— Information —
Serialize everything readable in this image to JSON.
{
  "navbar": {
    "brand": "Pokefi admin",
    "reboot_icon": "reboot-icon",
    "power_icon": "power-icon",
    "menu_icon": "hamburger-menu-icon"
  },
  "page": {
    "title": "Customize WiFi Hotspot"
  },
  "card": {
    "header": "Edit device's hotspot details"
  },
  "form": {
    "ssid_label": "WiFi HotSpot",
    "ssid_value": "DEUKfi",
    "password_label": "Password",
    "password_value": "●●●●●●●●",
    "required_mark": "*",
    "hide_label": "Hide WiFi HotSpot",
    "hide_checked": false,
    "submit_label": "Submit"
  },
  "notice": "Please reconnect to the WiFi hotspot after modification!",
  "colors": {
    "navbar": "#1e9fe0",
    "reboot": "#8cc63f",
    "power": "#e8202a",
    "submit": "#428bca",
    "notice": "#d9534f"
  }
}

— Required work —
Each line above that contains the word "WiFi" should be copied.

— Result for this task —
    "title": "Customize WiFi Hotspot"
    "ssid_label": "WiFi HotSpot",
    "hide_label": "Hide WiFi HotSpot",
  "notice": "Please reconnect to the WiFi hotspot after modification!",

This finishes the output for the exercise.